• [What to do] For every record here, output an exact copy.

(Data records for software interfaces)
====

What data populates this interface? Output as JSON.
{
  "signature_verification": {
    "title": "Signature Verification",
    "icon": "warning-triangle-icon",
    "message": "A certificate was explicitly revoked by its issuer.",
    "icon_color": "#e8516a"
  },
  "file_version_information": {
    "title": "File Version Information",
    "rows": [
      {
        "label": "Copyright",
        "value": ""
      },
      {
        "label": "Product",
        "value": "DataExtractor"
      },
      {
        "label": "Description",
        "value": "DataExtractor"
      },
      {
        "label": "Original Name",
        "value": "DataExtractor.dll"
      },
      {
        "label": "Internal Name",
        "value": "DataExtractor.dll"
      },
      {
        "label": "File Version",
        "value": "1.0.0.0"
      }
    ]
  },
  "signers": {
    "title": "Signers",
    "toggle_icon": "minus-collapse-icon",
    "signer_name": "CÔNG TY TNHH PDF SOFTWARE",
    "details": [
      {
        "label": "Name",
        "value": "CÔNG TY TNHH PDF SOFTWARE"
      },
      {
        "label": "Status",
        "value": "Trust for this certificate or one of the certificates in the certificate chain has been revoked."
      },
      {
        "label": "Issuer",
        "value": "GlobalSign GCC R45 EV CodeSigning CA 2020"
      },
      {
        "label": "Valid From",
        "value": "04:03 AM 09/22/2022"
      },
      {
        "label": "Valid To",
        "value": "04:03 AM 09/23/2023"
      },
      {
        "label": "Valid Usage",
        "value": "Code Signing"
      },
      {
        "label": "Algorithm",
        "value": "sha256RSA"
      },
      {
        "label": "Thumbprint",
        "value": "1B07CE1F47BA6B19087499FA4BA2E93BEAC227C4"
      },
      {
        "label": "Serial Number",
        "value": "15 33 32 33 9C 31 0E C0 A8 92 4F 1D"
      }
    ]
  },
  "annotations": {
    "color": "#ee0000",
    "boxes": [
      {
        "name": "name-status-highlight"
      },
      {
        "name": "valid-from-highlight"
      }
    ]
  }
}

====

• [Exercise output]
What data populates this interface? Output as JSON.
{
  "signature_verification": {
    "title": "Signature Verification",
    "icon": "warning-triangle-icon",
    "message": "A certificate was explicitly revoked by its issuer.",
    "icon_color": "#e8516a"
  },
  "file_version_information": {
    "title": "File Version Information",
    "rows": [
      {
        "label": "Copyright",
        "value": ""
      },
      {
        "label": "Product",
        "value": "DataExtractor"
      },
      {
        "label": "Description",
        "value": "DataExtractor"
      },
      {
        "label": "Original Name",
        "value": "DataExtractor.dll"
      },
      {
        "label": "Internal Name",
        "value": "DataExtractor.dll"
      },
      {
        "label": "File Version",
        "value": "1.0.0.0"
      }
    ]
  },
  "signers": {
    "title": "Signers",
    "toggle_icon": "minus-collapse-icon",
    "signer_name": "CÔNG TY TNHH PDF SOFTWARE",
    "details": [
      {
        "label": "Name",
        "value": "CÔNG TY TNHH PDF SOFTWARE"
      },
      {
        "label": "Status",
        "value": "Trust for this certificate or one of the certificates in the certificate chain has been revoked."
      },
      {
        "label": "Issuer",
        "value": "GlobalSign GCC R45 EV CodeSigning CA 2020"
      },
      {
        "label": "Valid From",
        "value": "04:03 AM 09/22/2022"
      },
      {
        "label": "Valid To",
        "value": "04:03 AM 09/23/2023"
      },
      {
        "label": "Valid Usage",
        "value": "Code Signing"
      },
      {
        "label": "Algorithm",
        "value": "sha256RSA"
      },
      {
        "label": "Thumbprint",
        "value": "1B07CE1F47BA6B19087499FA4BA2E93BEAC227C4"
      },
      {
        "label": "Serial Number",
        "value": "15 33 32 33 9C 31 0E C0 A8 92 4F 1D"
      }
    ]
  },
  "annotations": {
    "color": "#ee0000",
    "boxes": [
      {
        "name": "name-status-highlight"
      },
      {
        "name": "valid-from-highlight"
      }
    ]
  }
}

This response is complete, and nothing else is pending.